> Work required
Among the lines below, how many have the string "label" in them? Only the number is wanted.

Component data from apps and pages

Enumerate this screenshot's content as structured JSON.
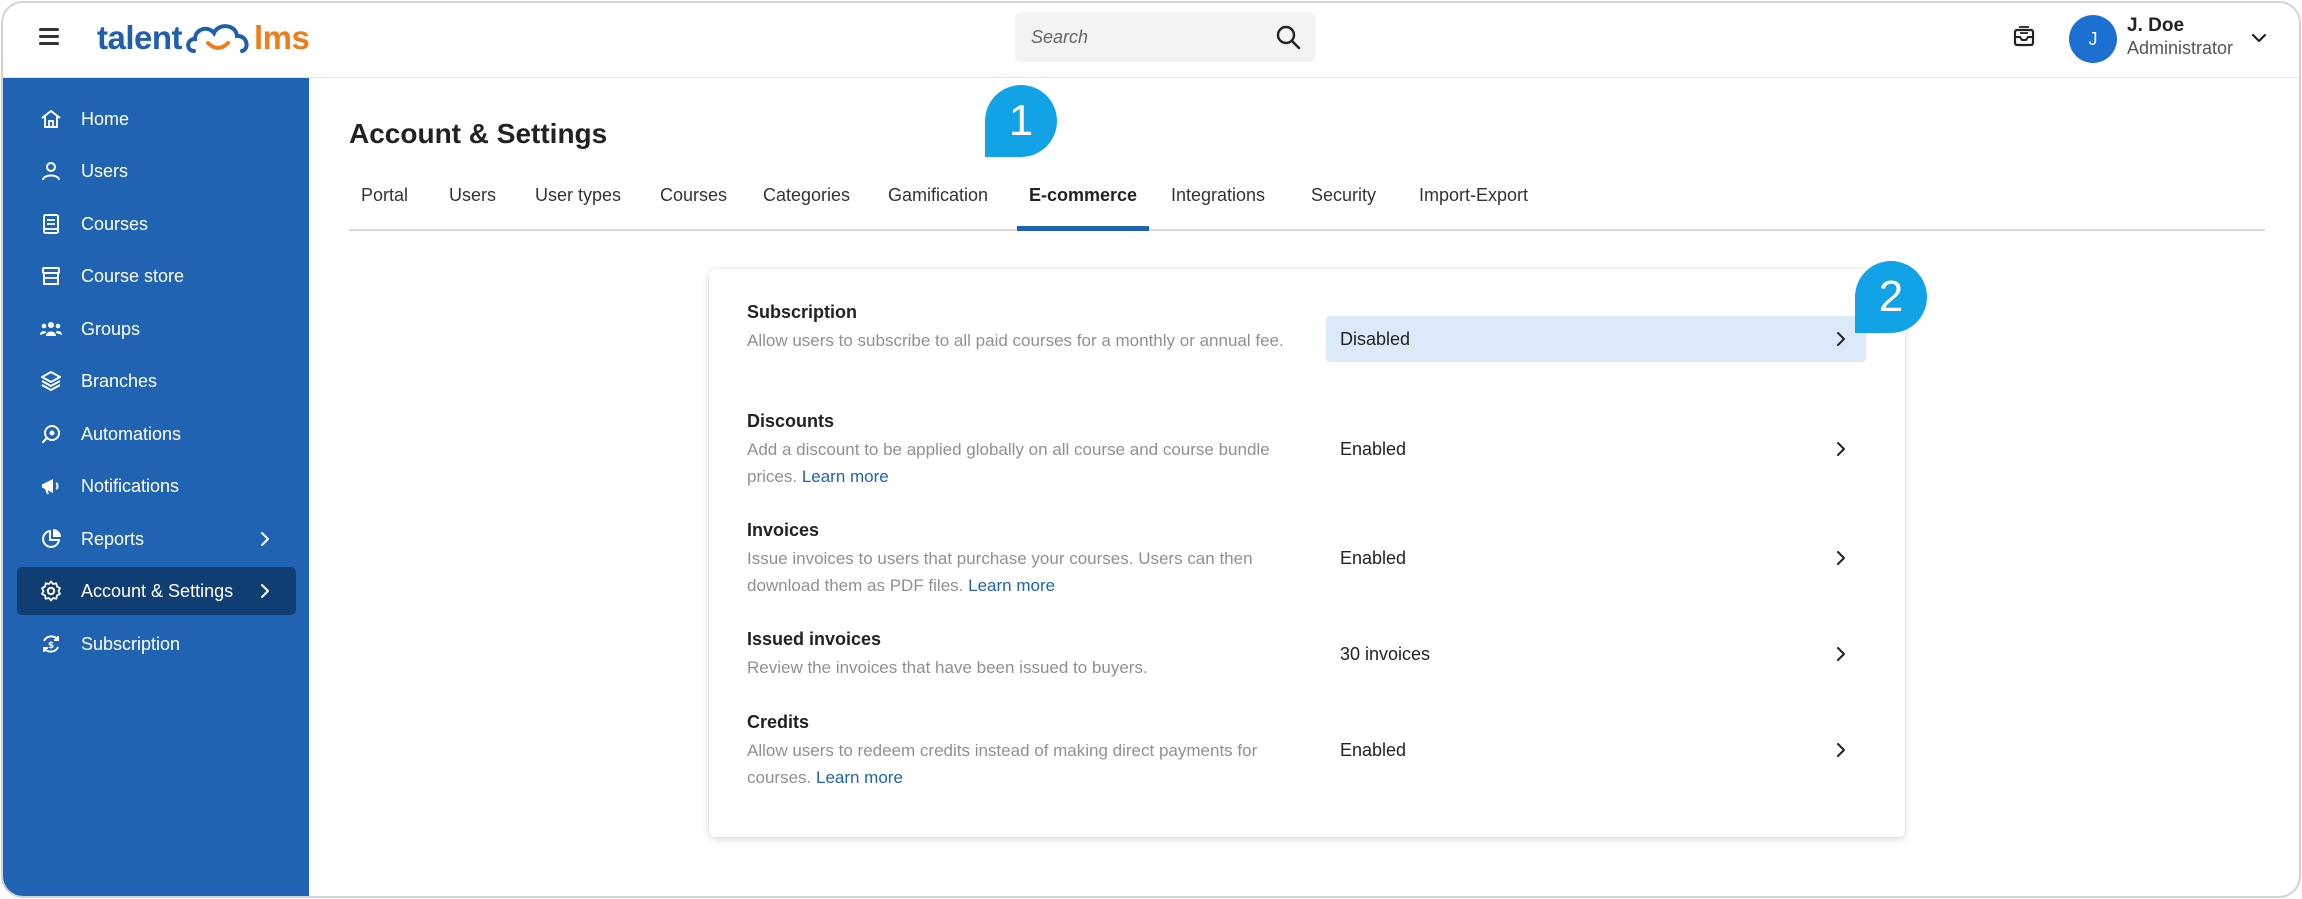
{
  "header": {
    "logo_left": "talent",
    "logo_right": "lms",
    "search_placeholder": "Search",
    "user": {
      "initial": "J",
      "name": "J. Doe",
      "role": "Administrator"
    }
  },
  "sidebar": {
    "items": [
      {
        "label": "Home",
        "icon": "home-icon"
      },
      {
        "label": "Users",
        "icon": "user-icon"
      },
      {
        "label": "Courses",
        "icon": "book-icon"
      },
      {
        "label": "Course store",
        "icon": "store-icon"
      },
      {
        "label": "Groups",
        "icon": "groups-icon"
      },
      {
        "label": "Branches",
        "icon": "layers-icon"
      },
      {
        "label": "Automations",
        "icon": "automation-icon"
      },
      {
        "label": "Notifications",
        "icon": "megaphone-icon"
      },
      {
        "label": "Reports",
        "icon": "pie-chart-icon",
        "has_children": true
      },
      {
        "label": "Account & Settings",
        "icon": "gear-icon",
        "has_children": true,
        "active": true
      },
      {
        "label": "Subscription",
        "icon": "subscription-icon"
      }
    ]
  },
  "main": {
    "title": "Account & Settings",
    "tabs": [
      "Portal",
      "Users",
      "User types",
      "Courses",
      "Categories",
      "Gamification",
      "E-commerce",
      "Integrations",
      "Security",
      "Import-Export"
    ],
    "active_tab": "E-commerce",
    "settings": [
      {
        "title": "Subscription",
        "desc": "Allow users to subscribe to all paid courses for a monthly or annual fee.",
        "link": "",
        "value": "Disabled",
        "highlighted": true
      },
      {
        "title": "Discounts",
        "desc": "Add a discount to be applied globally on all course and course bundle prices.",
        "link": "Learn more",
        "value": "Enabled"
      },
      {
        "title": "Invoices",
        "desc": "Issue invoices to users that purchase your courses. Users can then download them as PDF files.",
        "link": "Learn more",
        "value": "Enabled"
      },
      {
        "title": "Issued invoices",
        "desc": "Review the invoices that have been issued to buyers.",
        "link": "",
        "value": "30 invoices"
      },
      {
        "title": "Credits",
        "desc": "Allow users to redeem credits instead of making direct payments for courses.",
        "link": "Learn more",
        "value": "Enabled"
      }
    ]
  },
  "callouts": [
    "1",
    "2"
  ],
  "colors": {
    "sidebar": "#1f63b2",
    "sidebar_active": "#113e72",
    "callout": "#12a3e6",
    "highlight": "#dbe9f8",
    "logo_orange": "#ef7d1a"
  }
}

> Written reply
11